The exorbitant cost of prescription drugs is widely acknowledged, but one bill heard Tuesday would make leftover and donated drugs available to people who can’t afford to pay.
The House Health and Human Services Reform Committee approved the bill, as amended, and referred it to the House Civil Law and Data Practices Policy Committee.
Rowan Mahon studies public health and pharmacy at the University of Minnesota, and came to Kiel last summer to advocate for the bill. She told the committee of a study that estimates long-term care facilities waste $2 billion worth of medication each year. Mahon, who also works at North Memorial Health Hospital in Robbinsdale, said every shift she talks to a least one patient who isn’t taking medication because they can’t afford it.
In addition, a handout from Mahon’s organization, the Public-Health Advocacy Student Alliance, brought up the environmental risk posed by large amounts of medication being dumped into the trash by long-term care facilities.
“Many LTC facilities in Minnesota specifically are mixing unwanted non-scheduled medications with coffee grounds … this is an ineffective measure which ultimately still results in detrimental environmental effects through landfills and water supply,” the handout said.
The legislation is supported by the Board of Pharmacy, and Mahon said the group helped her draft the bill.
Several amendments were passed to clean up the bill’s language. Some were technical, but one drew the scrutiny of DFL committee members.
Rep. Tina Liebling (DFL-Rochester) said even though she supports the bill, she was concerned about an amendment, adopted on a split-voice vote, clarifying the program was not available to people who have health insurance coverage for prescription drugs. She wondered what would happen to someone who has coverage, but their costs still keep them from buying drugs.
“I really don’t understand how it would benefit patients to be exempted from this bill if they have pharmaceutical coverage,” Liebling said.
Mahon said she did not believe the amendment needed to be included, but also understood the reasoning behind it. The repository would only have so many drugs to go around, and the amendment would help make sure only the most in need would have access, she said.
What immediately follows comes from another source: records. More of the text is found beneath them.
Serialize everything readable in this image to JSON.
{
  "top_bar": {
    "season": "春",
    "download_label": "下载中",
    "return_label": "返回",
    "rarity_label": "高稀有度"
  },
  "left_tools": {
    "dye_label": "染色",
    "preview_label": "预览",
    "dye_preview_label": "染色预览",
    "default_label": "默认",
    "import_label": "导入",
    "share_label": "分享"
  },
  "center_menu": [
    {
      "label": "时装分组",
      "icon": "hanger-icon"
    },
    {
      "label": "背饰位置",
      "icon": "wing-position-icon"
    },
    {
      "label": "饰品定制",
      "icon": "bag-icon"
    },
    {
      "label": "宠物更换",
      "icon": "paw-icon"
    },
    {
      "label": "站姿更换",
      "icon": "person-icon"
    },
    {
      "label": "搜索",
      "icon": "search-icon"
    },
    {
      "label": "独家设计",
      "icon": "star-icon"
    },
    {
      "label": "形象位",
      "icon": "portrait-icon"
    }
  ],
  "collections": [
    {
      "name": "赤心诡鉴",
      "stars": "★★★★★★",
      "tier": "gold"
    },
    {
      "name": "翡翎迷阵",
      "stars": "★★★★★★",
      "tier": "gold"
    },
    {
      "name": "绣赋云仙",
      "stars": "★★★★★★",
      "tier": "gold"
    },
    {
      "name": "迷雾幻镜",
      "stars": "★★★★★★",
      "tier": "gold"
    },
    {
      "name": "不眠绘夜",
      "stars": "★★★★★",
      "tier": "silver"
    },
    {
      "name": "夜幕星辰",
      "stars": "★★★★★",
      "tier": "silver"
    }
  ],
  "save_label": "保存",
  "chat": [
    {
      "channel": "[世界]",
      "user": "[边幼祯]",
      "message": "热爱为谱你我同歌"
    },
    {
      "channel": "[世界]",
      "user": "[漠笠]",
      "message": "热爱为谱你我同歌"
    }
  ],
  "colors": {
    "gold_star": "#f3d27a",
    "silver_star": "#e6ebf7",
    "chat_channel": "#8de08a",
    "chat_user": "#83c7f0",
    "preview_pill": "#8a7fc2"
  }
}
However, she ultimately favored a need ranking system such as the one used by Iowa’s drug repository.
Kiel said the point of the amendment was to prevent the creation of an incentive for people to go outside of their coverage.